"No. I should have thought you might have guessed I was a Benedict by my look."
"Well, whenever you marry don't take a wife out of Switzerland; for if you begin blaspheming Helvetia, and cursing the cantons --above all, if you mention the word ass in the same breath with the name Tell (for ass is baudet, I know; though Monsieur is pleased to translate it esprit-fort) your mountain maid will some night smother her Breton-bretonnant, even as your own Shakspeare's Othello smothered Desdemona."
"I am warned," said Hunsden; "and so are you, lad," (nodding to me). "I hope yet to hear of a travesty of the Moor and his gentle lady, in which the parts shall be reversed according to the plan just sketched--you, however, being in my nightcap. Farewell, mademoiselle!" He bowed on her hand, absolutely like Sir Charles Grandison on that of Harriet Byron; adding--"Death from such fingers would not be without charms."
"Mon Dieu!" murmured Frances, opening her large eyes and lifting her distinctly arched brows; "c'est qu'il fait des compliments! je ne m'y suis pas attendu." She smiled, half in ire, half in mirth, curtsied with foreign grace, and so they parted.
No sooner had we got into the street than Hunsden collared me.
"And that is your lace-mender?" said he; "and you reckon you have done a fine, magnanimous thing in offering to marry her? You, a scion of Seacombe, have proved your disdain of social distinctions by taking up with an ouvriere! And I pitied the fellow, thinking his feelings had misled him, and that he had hurt himself by contracting a low match!"
"Just let go my collar, Hunsden."
"On the contrary, he swayed me to and fro; so I grappled him round the waist. It was dark; the street lonely and lampless. We had then a tug for it; and after we had both rolled on the pavement, and with difficulty picked ourselves up, we agreed to walk on more soberly.
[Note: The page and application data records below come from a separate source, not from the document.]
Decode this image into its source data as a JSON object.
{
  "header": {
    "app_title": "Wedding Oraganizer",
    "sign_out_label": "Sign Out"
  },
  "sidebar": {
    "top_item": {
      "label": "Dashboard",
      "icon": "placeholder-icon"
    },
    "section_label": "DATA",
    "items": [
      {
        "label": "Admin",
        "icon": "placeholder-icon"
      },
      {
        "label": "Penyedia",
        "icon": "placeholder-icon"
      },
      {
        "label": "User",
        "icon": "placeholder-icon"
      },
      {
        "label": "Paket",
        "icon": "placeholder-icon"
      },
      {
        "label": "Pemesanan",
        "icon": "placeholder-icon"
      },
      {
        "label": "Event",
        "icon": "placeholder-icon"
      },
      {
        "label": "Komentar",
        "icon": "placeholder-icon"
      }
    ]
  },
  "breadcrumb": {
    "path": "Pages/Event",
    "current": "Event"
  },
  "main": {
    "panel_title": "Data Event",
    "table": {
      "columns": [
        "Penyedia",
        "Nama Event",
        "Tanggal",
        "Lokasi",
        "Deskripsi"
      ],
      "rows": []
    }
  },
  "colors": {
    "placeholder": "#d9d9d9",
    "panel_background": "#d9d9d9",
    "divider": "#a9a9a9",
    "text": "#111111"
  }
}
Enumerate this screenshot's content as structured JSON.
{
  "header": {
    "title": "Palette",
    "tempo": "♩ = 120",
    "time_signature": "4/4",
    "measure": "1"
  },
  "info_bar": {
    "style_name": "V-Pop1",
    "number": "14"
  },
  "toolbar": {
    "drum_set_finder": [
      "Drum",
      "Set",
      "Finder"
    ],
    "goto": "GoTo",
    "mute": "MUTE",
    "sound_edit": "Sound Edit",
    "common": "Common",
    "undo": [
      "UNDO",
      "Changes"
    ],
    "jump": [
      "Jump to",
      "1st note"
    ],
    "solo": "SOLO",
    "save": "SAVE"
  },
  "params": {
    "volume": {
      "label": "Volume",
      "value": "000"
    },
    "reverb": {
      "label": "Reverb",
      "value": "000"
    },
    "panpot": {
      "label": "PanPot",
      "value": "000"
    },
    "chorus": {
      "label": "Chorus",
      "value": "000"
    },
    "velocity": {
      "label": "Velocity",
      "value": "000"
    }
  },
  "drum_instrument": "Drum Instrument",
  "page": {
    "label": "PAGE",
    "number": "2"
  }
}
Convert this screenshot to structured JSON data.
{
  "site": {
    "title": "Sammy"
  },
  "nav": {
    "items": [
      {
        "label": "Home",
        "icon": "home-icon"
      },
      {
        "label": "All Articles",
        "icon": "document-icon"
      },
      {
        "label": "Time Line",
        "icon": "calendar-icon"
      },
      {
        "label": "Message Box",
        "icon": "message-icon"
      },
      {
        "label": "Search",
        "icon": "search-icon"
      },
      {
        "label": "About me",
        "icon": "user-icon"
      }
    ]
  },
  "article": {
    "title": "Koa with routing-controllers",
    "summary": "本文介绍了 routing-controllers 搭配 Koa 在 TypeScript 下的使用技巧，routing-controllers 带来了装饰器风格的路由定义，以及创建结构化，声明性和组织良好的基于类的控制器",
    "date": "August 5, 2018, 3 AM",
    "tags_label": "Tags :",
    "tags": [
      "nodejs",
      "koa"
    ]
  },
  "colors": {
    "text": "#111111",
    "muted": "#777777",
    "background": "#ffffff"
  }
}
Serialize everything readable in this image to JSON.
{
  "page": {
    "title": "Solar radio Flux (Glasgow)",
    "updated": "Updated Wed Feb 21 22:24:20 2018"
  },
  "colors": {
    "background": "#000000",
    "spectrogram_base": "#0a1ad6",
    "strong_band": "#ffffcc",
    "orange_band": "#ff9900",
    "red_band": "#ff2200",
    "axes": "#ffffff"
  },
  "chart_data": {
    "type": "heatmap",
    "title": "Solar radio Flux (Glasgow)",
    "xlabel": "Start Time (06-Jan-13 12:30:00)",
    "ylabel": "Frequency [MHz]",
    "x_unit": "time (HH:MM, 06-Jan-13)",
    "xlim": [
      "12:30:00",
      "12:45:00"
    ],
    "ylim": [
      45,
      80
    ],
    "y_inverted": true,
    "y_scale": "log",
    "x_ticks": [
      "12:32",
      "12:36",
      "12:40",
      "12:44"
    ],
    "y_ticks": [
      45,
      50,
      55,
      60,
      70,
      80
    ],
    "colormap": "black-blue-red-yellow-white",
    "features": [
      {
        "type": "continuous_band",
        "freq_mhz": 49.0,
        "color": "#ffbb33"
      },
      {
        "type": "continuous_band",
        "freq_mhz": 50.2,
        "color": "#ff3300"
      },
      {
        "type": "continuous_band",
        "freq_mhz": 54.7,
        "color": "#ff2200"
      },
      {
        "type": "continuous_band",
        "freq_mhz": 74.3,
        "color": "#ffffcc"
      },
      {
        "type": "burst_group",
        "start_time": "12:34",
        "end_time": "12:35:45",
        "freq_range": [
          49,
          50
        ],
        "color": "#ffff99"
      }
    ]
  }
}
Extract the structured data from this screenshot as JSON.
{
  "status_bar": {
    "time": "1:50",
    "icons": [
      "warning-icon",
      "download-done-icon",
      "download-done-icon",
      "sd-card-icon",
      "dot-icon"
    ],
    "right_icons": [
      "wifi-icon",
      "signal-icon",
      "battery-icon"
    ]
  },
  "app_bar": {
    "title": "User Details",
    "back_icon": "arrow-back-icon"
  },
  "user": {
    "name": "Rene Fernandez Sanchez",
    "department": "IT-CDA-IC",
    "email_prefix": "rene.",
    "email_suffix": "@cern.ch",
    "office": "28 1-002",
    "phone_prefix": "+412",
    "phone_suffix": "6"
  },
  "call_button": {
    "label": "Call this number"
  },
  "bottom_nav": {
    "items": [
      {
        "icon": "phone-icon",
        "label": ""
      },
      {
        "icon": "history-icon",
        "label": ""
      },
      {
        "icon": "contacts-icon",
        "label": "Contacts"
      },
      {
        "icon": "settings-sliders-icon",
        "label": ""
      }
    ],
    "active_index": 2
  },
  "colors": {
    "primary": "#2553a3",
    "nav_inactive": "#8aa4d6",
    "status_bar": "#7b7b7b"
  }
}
"Yes, that's my lace-mender," said I; "and she is to be mine for life--God willing."
"God is not willing--you can't suppose it; what business have you to be suited so well with a partner? And she treats you with a sort of respect, too, and says, 'Monsieur' and modulates her tone in addressing you, actually, as if you were something superior! She could not evince more deference to such a one as I, were she favoured by fortune to the supreme extent of being my choice instead of yours."
"Hunsden, you're a puppy. But you've only seen the title-page of my happiness; you don't know the tale that follows; you cannot conceive the interest and sweet variety and thrilling excitement of the narrative."
Hunsden--speaking low and deep, for we had now entered a busier street--desired me to hold my peace, threatening to do something dreadful if I stimulated his wrath further by boasting. I laughed till my sides ached. We soon reached his hotel; before he entered it, he said--
"Don't be vainglorious. Your lace-mender is too good for you, but not good enough for me; neither physically nor morally does she come up to my ideal of a woman. No; I dream of something far beyond that pale-faced, excitable little Helvetian (by-the-by she has infinitely more of the nervous, mobile Parisienne in her than of the the robust 'jungfrau'). Your Mdlle. Henri is in person "chetive", in mind "sans caractere", compared with the queen of my visions. You, indeed, may put up with that "minois chiffone"; but when I marry I must have straighter and more harmonious features, to say nothing of a nobler and better developed shape than that perverse, ill-thriven child can boast."
"Bribe a seraph to fetch you a coal of fire from heaven, if you will," said I, "and with it kindle life in the tallest, fattest, most boneless, fullest-blooded of Ruben's painted women--leave me only my Alpine peri, and I'll not envy you."
With a simultaneous movement, each turned his back on the other. Neither said " God bless you;" yet on the morrow the sea was to roll between us.